Tim Grier, the Town of Payson's new deputy attorney, has a unique way of proving he's a Rim country old-timer.
While most people use the conventional calendar for referencing time, Grier refers to the number of fast-food establishments in Payson during a given era.
"I was here when Sonic was the only fast-food restaurant in town," Grier said. "That was before Burger King, Kentucky Fried Chicken and McDonald's."
Originally from Topeka, Kan., Grier graduated from ASU with a degree in English and then headed for the Rim country.
"That was 23 years ago," he said. Realizing that he probably wasn't going to parlay his English degree into a sizable fortune, Grier started a cross-country ski shop, then added rental cabins and an RV park.
Today, while he still lives in Forest Lakes where the business is located, his parents have taken over its day-to-day operation. That leaves him free to commute to Payson to fulfill his new duties at Town Hall and that's a challenge he said he's excited about.
"I worked as a county deputy attorney, prosecuting for Jerry DeRose and then Jim Hazel until just a few weeks ago," he said. "With the town I'll be able to do more things. Here, we do a lot of civil work, employment law, water law, contract law. We delve into the Americans With Disabilities Act."
But he'll also be handling the town's prosecutions.
"I'm going to be doing all the misdemeanor prosecutions within the town limits DUIs, domestic violence," he said. "One direction (Town Attorney) Sam (Streichman) wants to go in is to become very aggressive with the prosecution of town misdemeanors. We are going to have zero tolerance with DUIs and we're going to get tough with domestic violence crimes."

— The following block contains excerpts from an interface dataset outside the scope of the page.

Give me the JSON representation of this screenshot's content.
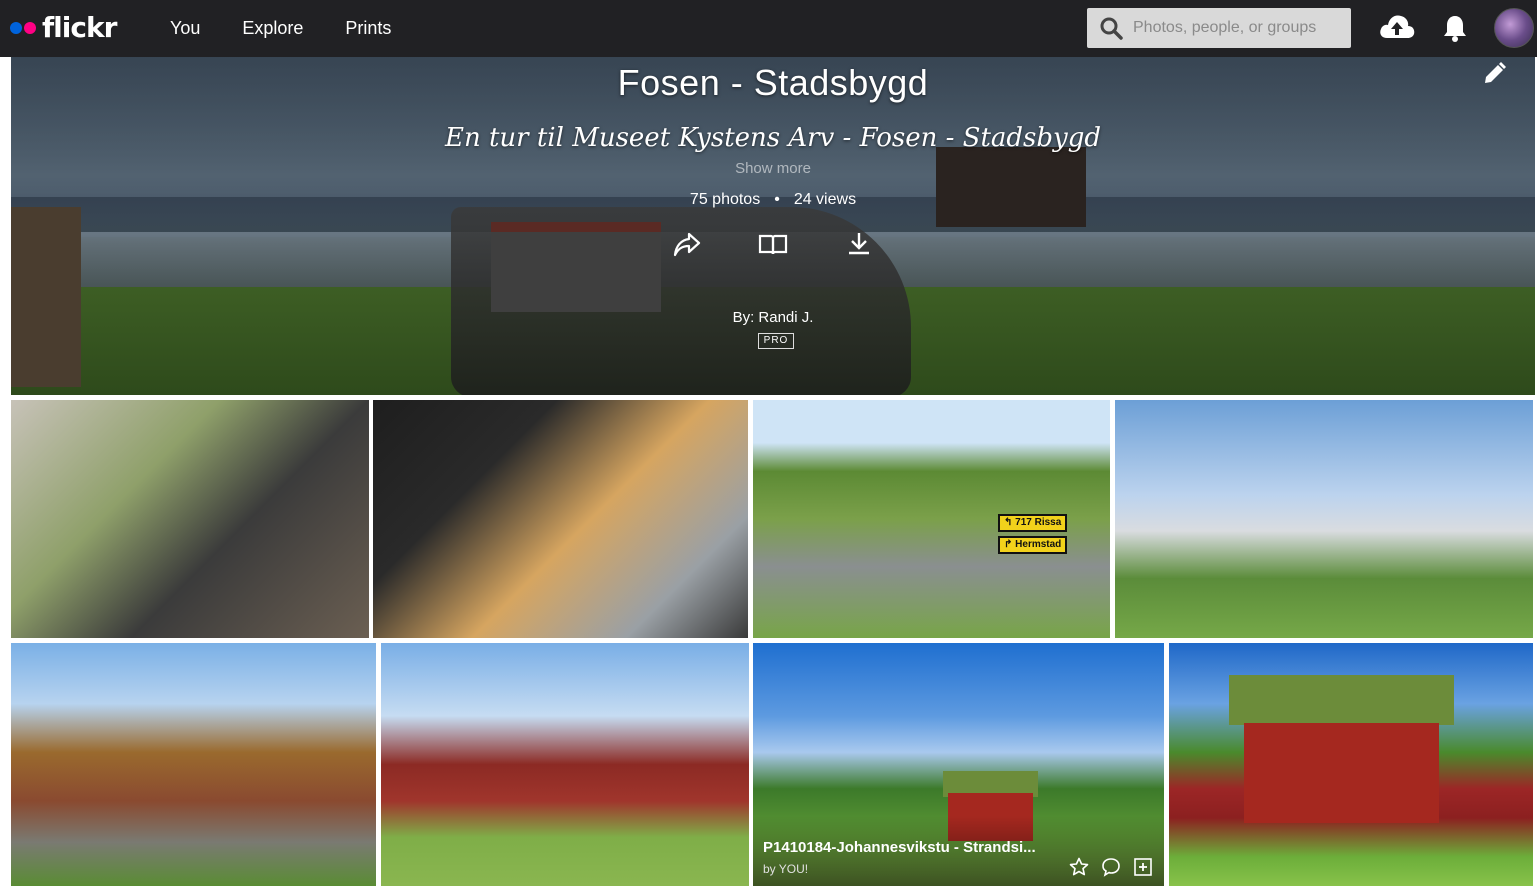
{
  "nav": {
    "logo_text": "flickr",
    "links": [
      "You",
      "Explore",
      "Prints"
    ],
    "search_placeholder": "Photos, people, or groups"
  },
  "album": {
    "title": "Fosen - Stadsbygd",
    "description": "En tur til Museet Kystens Arv - Fosen - Stadsbygd",
    "show_more": "Show more",
    "photos_count": "75 photos",
    "stats_separator": "•",
    "views_count": "24 views",
    "byline": "By: Randi J.",
    "badge": "PRO"
  },
  "signs": {
    "rissa": "↰ 717 Rissa",
    "hermstad": "↱ Hermstad"
  },
  "hover_photo": {
    "title": "P1410184-Johannesvikstu - Strandsi...",
    "by": "by YOU!"
  },
  "colors": {
    "topbar": "#212124",
    "flickr_blue": "#0063dc",
    "flickr_pink": "#ff0084"
  }
}
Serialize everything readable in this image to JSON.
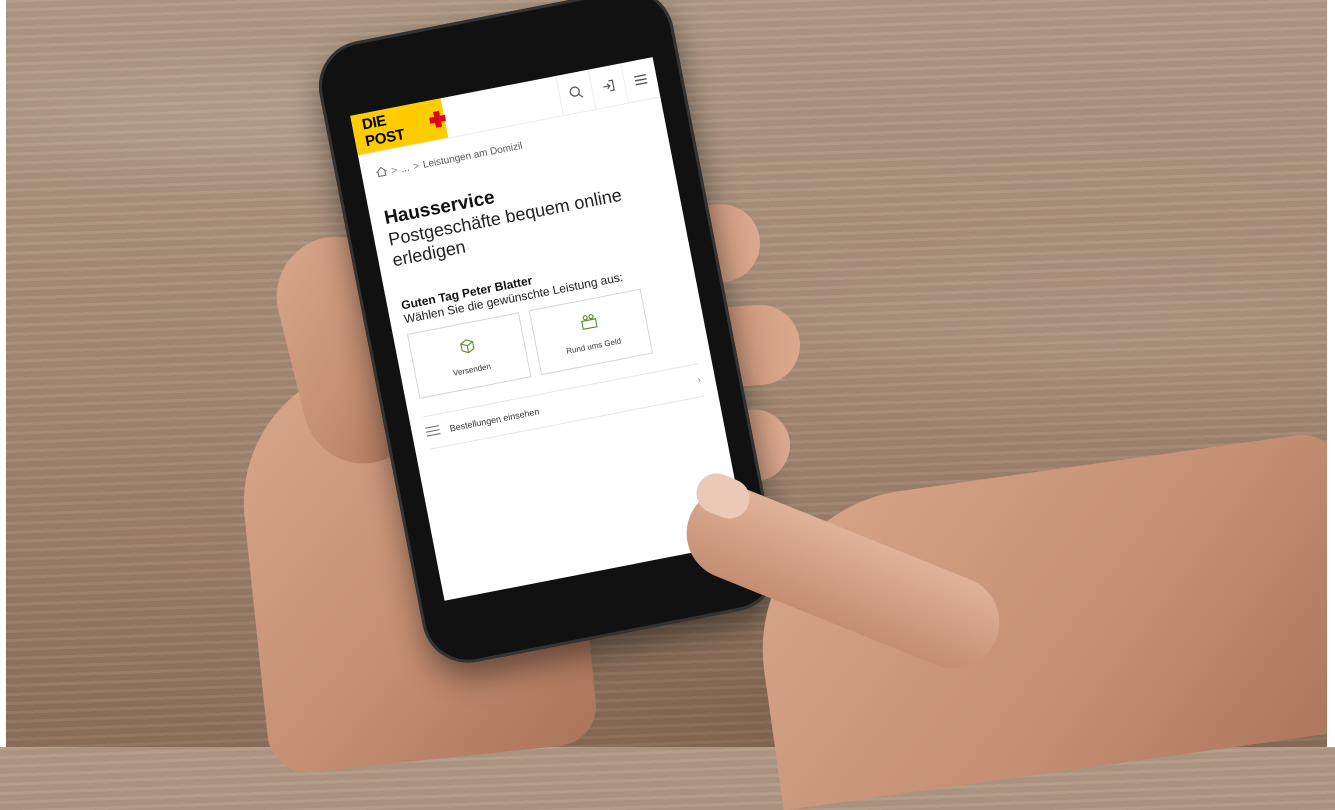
{
  "header": {
    "logo_text": "DIE POST",
    "icons": [
      "search-icon",
      "login-icon",
      "menu-icon"
    ],
    "brand_color": "#ffcc00",
    "cross_color": "#e2001a"
  },
  "breadcrumb": {
    "home_icon": "home-icon",
    "ellipsis": "...",
    "current": "Leistungen am Domizil"
  },
  "page": {
    "title": "Hausservice",
    "subtitle": "Postgeschäfte bequem online erledigen",
    "greeting": "Guten Tag Peter Blatter",
    "prompt": "Wählen Sie die gewünschte Leistung aus:"
  },
  "tiles": [
    {
      "label": "Versenden",
      "icon": "package-icon"
    },
    {
      "label": "Rund ums Geld",
      "icon": "money-icon"
    }
  ],
  "list": [
    {
      "label": "Bestellungen einsehen",
      "icon": "list-icon"
    }
  ]
}
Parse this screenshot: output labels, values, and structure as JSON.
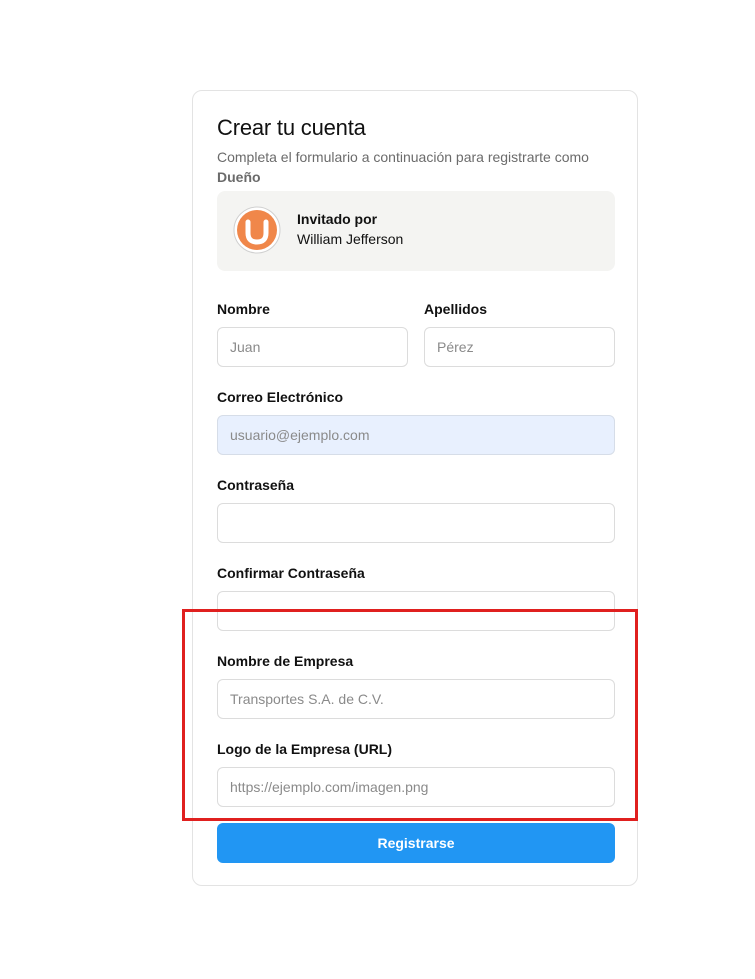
{
  "form": {
    "title": "Crear tu cuenta",
    "subtitle": "Completa el formulario a continuación para registrarte como",
    "role": "Dueño",
    "invite": {
      "label": "Invitado por",
      "name": "William Jefferson",
      "avatar_icon": "orange-u-logo-icon",
      "avatar_color": "#f0874a"
    },
    "fields": {
      "first_name": {
        "label": "Nombre",
        "placeholder": "Juan",
        "value": ""
      },
      "last_name": {
        "label": "Apellidos",
        "placeholder": "Pérez",
        "value": ""
      },
      "email": {
        "label": "Correo Electrónico",
        "placeholder": "usuario@ejemplo.com",
        "value": ""
      },
      "password": {
        "label": "Contraseña",
        "placeholder": "",
        "value": ""
      },
      "confirm_password": {
        "label": "Confirmar Contraseña",
        "placeholder": "",
        "value": ""
      },
      "company_name": {
        "label": "Nombre de Empresa",
        "placeholder": "Transportes S.A. de C.V.",
        "value": ""
      },
      "company_logo": {
        "label": "Logo de la Empresa (URL)",
        "placeholder": "https://ejemplo.com/imagen.png",
        "value": ""
      }
    },
    "submit_label": "Registrarse"
  },
  "colors": {
    "accent": "#2196f3",
    "highlight": "#e0201f",
    "autofill_bg": "#e8f0fe",
    "invite_bg": "#f4f4f2"
  }
}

Streichman himself was another reason Grier said he left the county. "His experience and his knowledge is overlooked sometimes," he said.
"But as an attorney, when you're in the business, you recognize what a talent he is. I can learn so much from him."
Going back to school at 40 was a challenge, but he wasn't the oldest person in his law class.
"There was a gal there who was 73 years old Delores and I told her, between the two of us, we skewed the median age by about 40 years."
Grier was also challenged by the negative stereotypes about lawyers.
"I thought I was doing a good thing by going back to school (to become a lawyer), so it actually caught me a bit by surprise.
"I heard every lawyer joke out there, but it got to the point where I could ruin their fun by telling them the punch line before they finished the joke."
It's an image he said law schools are working hard to eradicate.
"There is a push in law school to (produce more) ethical attorneys.
"They require professionalism classes and an ethics class, and I think that's all because of the bad image attorneys have."
While Grier believes some lawyers have earned the negative reputation, part of the problem is the system itself.
"It's an adversarial system where we zealously argue for defendants and we try to prosecute at the same time. I don't know if there is a better system out there.
"I don't have to defend somebody I don't believe in," he said. "There are victims out there, and I am arguing for the victim. As a prosecutor, I am doing something for this victim. While I realize the importance of defense attorneys, I think I'd have a problem being one."
He also thinks his late start pursuing his new career has made him a better lawyer.
"Life humbles us and beats us up and teaches us that there are different ways of looking at things," he said. "I hope that I bring that to this office as well as my prosecuting abilities."